What if an employee working remotely had a heart attack and emergency crews couldn’t reach him for 35 minutes? That’s what happened in this case, and now the deceased worker’s widow has sued the company.
Larry Sells worked as a conductor for CSX Transportation Inc. In August 2006, Sells had to leave the train and manually operate a switch to change tracks in a rural area of Clay County, FL.
After he exited the train, Sells suffered a heart attack. The train’s engineer discovered Sells about two minutes after he had the attack.
As required by CSX policy and in compliance with federal regulations prohibiting employees from using cell phones while operating a train, the engineer contacted CSX’s dispatcher via the train’s radio system.
Because the dispatcher wasn’t able to describe Sells’ exact location, the EMTs’ arrival was delayed by up to 15 minutes.
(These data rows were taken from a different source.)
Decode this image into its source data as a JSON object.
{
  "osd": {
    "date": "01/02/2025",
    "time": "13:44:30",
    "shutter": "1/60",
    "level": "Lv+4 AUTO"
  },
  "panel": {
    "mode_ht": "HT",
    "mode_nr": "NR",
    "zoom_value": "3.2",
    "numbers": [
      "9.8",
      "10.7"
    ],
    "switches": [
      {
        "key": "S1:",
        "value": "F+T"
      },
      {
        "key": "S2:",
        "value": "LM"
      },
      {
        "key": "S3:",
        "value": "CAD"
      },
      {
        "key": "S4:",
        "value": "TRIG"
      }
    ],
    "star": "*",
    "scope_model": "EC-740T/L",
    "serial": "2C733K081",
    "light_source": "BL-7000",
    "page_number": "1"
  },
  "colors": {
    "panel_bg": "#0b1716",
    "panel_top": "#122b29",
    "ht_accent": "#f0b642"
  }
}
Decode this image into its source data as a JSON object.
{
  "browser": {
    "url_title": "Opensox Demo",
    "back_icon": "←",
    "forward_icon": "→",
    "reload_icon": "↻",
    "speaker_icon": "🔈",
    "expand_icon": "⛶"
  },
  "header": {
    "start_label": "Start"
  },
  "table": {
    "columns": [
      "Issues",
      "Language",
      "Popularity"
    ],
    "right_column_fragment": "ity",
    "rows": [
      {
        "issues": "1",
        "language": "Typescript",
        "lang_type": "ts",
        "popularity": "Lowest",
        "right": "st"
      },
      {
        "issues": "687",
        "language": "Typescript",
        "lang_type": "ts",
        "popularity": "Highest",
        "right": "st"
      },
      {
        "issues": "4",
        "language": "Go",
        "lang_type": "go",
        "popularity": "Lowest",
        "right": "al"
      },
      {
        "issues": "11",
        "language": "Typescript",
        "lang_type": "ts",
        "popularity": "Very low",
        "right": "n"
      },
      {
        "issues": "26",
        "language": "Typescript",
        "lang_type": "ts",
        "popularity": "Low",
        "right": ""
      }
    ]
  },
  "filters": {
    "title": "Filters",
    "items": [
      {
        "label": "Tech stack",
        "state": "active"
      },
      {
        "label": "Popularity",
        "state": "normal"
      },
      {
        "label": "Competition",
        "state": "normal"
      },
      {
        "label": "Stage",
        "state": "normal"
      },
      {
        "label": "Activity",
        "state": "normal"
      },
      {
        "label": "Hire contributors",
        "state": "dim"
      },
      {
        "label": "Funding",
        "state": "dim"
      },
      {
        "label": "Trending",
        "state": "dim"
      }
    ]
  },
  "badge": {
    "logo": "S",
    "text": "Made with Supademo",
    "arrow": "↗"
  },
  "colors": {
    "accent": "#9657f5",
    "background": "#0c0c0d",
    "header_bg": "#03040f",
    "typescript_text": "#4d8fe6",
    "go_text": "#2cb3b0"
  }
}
It took the EMTs a total of about 35 minutes to reach Sells at which point there was nothing they could do to save his life.
Sells’ widow sued CSX under the Federal Employers Liability Act (FELA), alleging CSX’s negligence caused Sells’ death.
His widow claimed CSX owed a duty to provide Sells with a reasonably safe workplace and it breached that duty by failing to:
- take reasonable measures to ensure Sells received prompt, timely and adequate medical attention
- provide reasonably safe equipment – CSX failed to equip its trains with automated external defibrillators (AEDs)
- train Sells’ co-workers in CPR, and
- call promptly for emergency personnel after Sells collapsed.
A jury returned a verdict in favor of Sells’ widow, but CSX asked the trial judge to set the jury’s verdict aside and rule in its favor as a matter of law. The judge accepted the CSX motion and ruled in the company’s favor. The judge concluded CSX had no duty to anticipate that Sells might suffer a heart attack and that his widow failed to provide any evidence that CSX’s response contributed to his death.
Sells’ widow took her case to a Florida appeals court which recently issued a ruling.
CSX slow to act, but …
Under FELA, a railroad is responsible for its employees’ injury or death caused in whole or part by the railroad’s negligence. The railroad must also provide a reasonably safe workplace, work conditions, and tools and equipment under the law.
As part of the duty to provide a safe workplace, the employer is required to get medical assistance for an employee when the employee becomes seriously ill and is unable to take care of himself.
However, an employer isn’t required to take preventive action in anticipation of a worker becoming ill or injured. For that reason, the appeals court agreed with the trial court that CSX had no duty to provide AEDs for its employees on its trains.
The appeals court agreed with his widow that CSX failed to promptly summon medical treatment for Sells.
But the court ruled his widow didn’t establish a link between the lack of quick response and Sells’ death.
At trial, medical testimony established that no matter what happened, the EMTs wouldn’t have arrived on time to save Sells’ life.
Even if there was no 15 minute delay, it would have taken the EMTs 15 minutes to arrive at the train’s remote location. Doctors testified Sells’ chance of survival after 10 minutes was minimal. Brain death can start to occur after just four minutes.
The appeals court applied the same reasoning to the widow’s argument that CSX should have permitted its employees to directly call 911. Calling 911 would not have saved Sells’ life either.
The appeals court also noted the law doesn’t require CSX to provide all emergency medical care that its employees might need. Only basic first aid, such as bandaging and moving someone out of harms way is required.
Summing up, the court found CSX didn’t have a duty to require its employees to perform CPR on another employee under the direction of a 911 operator.
The appeals court affirmed the trial court’s decision to rule in favor of CSX. Although the court acknowledged CSX’s delay in summoning help for Sells, it found that, even if the EMTs had arrived as quickly as they possibly could, it would have been too late to save Sells because of the train’s remote location.
What do you think about this case? Let us know in the comments.
(Crystal Sells v. CSX Transportation Inc., District Court of Appeal First District of Florida, No. 1D13-4775, 5/4/15)